At the recent card show that I attended, I came across a rich vein of Gary Carter cards wallowing in the dime boxes. I felt that I needed to save these from that fate and get them into my collection.
Starting in 1981:
This Fleer was one that I did not have as a kid and really don't ever remember seeing at any point in time. I was surprised that both it and its 1981 Topps compatriot (a condition upgrade) had such sharp corners for being in a dime box.
Remember in the 1980s how baseball wanted to try to measure "game winning RBI"? I'm not sure that we called wins in the final at-bat "walk-off" wins at that point, but I think that GWRBI was an attempt really to measure that particular phenomenon. It also might have been baseball's effort to prove Bill James wrong about "clutch" hitting.
In any case, what ended up being measured was more frequently a run-scoring single in the second inning rather than a dramatic, bottom-of-the-ninth grand slam that wins a game 4-3. But, since it gave Gary Carter another card, it can't be all bad, right?
I think all of us who remember Gary Carter think of him either as a Met or as an Expo. Yet, he played with the Giants for 92 games in 1990 and with the Dodgers for 101 games in 1991.
I almost hate that they made baseball cards of him from those two years.
At least you can't tell he is a Dodger on this photo. In fact, this one would not be out of place in any good Panini set these days, except that Panini would remove the background, replace it with yellow or blue or silver shininess and make it so that the blue would not look like Dodger blue.
At the end of his career in 1992, Carter returned to Montreal for an otherwise forgettable 95-game stint there.

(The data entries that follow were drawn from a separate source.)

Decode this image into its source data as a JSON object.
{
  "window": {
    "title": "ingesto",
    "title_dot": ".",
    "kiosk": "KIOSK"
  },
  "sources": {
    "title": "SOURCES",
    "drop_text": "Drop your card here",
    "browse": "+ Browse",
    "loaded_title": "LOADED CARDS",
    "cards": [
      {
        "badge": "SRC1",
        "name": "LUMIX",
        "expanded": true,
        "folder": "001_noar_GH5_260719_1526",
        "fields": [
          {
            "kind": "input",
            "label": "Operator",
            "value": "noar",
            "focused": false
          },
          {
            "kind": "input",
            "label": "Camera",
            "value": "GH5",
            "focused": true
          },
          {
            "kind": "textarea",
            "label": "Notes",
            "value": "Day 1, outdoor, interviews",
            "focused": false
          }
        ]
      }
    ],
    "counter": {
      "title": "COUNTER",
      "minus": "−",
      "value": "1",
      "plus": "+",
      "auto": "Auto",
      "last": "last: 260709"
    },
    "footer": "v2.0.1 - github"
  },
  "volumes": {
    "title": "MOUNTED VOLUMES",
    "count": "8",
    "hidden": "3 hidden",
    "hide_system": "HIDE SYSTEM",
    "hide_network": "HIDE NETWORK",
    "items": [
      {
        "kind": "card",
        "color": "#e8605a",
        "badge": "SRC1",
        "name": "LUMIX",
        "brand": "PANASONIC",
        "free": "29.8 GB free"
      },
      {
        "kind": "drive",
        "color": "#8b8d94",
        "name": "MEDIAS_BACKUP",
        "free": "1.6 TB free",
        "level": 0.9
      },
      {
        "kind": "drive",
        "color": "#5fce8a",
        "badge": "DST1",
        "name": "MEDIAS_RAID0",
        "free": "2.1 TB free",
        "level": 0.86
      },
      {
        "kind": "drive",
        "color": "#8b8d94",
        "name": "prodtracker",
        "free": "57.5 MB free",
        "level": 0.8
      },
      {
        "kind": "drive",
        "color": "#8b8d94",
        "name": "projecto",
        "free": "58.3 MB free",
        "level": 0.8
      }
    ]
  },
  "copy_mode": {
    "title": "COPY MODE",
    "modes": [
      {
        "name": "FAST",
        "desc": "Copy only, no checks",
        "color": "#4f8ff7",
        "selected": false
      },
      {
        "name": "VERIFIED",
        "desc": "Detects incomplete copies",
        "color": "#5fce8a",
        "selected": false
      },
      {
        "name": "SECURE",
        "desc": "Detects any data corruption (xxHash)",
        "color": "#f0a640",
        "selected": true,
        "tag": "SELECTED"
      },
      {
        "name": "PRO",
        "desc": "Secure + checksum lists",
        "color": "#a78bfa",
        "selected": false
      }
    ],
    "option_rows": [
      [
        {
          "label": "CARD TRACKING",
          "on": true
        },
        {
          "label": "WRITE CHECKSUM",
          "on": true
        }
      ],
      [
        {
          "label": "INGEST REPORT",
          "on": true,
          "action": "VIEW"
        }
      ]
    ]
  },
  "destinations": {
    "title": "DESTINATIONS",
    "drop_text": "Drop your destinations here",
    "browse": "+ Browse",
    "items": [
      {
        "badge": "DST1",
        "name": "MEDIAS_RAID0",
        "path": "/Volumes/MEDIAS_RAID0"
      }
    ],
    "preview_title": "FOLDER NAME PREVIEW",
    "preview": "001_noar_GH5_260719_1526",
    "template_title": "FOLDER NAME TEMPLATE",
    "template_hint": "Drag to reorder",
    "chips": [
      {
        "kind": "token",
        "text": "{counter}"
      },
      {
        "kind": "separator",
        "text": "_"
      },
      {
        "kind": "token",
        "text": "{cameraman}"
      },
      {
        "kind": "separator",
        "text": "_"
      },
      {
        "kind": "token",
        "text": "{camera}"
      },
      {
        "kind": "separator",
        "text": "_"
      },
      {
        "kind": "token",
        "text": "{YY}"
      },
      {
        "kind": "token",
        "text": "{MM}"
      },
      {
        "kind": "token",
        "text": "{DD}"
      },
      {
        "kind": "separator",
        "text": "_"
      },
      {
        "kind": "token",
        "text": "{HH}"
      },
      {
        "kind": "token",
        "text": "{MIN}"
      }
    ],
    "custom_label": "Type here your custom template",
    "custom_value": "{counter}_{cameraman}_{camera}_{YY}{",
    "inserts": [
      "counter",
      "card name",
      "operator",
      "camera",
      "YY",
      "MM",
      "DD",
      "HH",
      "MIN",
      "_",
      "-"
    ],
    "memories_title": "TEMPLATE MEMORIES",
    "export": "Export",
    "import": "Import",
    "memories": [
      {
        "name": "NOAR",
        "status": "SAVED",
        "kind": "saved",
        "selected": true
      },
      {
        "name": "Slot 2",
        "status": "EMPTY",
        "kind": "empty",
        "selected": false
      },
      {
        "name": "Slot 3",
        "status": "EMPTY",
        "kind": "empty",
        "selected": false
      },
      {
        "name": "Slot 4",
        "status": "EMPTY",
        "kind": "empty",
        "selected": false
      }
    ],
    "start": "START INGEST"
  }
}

Part of me thinks that he was hanging around and hoping that he could beat out Carlton Fisk in the race to pass Bob Boone as the catcher with the most career games at the position. It didn't happen. Fisk won the race, and Carter never caught Boone.
At least Ivan Rodriguez passed Fisk.
After Carter retired (and especially after he was inducted into the Baseball Hall of Fame), the card companies started printing more cards of Carter in almost a willy-nilly fashion. Sometimes they are reprints of old cards.
Other times, the companies took old photos from somewhere -- a newspaper clipping? -- and put it on the card in black and white. I mean, come on folks, we had color photography for the entirety of Gary Carter's career.
Then again, after seeing this card, forget I said that about color. It looks like Upper Deck employed the worst members of Ted Turner's movie colorization team to make this card a color card again. At $5, this was the most expensive card from my entire weekend at the card show. But it was worth it.
The other tack is for cards to look like they are 30 years old but, in reality, they are only 2 years old.
This is the last card I need to complete the 2012 Topps Archives set. However, I still need it for that set since I could only find one of the cards at the show. I am not sure I care.
Thanks again for reading and for a walk down dime-box and memory lane with Gary Carter.